Mark, who has just turned 50, was 17 when the film came out and says he thinks he was too young to notice the message of the original film.
"I think people like Franklin Hart do still exist, but they're not allowed to show their true feelings. I think there's a lot of politics in the workplace still.
"I'm having a ball playing him. It's really frenetic. There are so many costume changes. I leave the stage and I'm having clothes ripped off. It's such a whirlwind."
Mark has had a successful career in TV drama, playing Owen Davis in Holby City for five years, Ray Wyatt in Dream Team for three years and Greg Shadwick in Brookside for two years.
In 2006 he starred in the BBC's Just The Two of Us when he was paired with Atomic Kitten's Natasha Hamilton. It's brought about a change of direction and led to his appearing in Priscilla Queen of the Desert in the West End and a production of My Fair Lady. But, growing up in Liverpool, Mark is no stranger to music.
"I was brought up on Motown and The Beatles. The biggest thing for us was Black American music and Soul. My mum had great rhythm," recalls Mark.
"I wasn't a great dancer, but I did have great rhythm. I started out at the age of five or six doing plays in school. The teachers must have seen something in me and they started giving me lead roles.
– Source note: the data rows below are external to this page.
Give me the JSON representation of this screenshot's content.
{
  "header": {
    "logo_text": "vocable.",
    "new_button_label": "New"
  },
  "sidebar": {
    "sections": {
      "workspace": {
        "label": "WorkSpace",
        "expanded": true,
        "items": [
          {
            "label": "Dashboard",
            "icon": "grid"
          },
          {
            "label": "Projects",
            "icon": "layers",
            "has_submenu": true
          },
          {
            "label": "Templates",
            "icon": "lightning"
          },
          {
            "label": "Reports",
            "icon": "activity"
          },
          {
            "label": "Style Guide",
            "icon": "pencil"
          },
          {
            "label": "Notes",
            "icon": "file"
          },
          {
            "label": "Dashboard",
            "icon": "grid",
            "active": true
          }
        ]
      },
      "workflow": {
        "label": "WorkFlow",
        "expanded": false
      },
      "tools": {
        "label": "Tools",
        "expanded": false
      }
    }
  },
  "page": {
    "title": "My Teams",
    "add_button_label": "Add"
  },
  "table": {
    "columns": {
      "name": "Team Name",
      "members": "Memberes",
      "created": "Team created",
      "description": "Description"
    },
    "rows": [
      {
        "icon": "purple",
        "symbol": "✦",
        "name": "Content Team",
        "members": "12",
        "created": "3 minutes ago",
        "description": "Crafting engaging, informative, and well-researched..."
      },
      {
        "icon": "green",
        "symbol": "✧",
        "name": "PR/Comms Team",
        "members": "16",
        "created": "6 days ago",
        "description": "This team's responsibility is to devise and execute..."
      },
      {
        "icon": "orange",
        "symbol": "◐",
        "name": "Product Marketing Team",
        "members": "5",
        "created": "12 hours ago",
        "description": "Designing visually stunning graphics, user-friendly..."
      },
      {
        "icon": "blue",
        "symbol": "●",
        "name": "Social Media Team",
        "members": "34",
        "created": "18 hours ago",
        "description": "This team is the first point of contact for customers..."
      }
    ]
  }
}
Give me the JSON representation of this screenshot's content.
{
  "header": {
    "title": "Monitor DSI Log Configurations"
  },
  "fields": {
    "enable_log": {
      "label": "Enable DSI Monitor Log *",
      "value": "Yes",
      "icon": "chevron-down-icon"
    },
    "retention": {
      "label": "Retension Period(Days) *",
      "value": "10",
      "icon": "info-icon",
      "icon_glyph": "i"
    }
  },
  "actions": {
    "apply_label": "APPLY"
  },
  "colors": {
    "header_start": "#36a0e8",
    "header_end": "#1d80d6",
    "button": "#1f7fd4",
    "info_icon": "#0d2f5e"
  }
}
I had a great drama teacher called Peter Casey and he got me a BBC audition for a Willy Russell play. Then I started doing plays at the Unity Theatre and the Everyman in Liverpool and worked with lots of local theatre groups.
"The experiences really gave me a great grounding, but I went off and did a proper job first and worked for my cousin in a factory while doing unpaid work as an actor."
The Royle Family's Jim, Ricky Tomlinson, was his first agent, "and the rest is history," says Mark.
"The last few years have been spent doing regular roles in TV.
I started my career in theatre and I've come back to it again, after leaving Holby.
"It's so much more fun and I get better job satisfaction. I've always been a bit of a singer and people heard me singing on Just The Two of Us and I started getting considered for musicals.
"It kick started a musical career. I think you need to be quite well-known on TV for casting directors to bring you on in the first place.
"This is the most physically demanding show I've ever done... I've already lost about two stone. But the Dolly Parton music is fantastic. I get to do a great comedy song, Here For You. The show really does bounce along – it's pacy and colourful."
9 to 5: The Musical is at the Princess Theatre, Torquay from February 18-23 and the Hall for Cornwall, Truro, from March 11-16.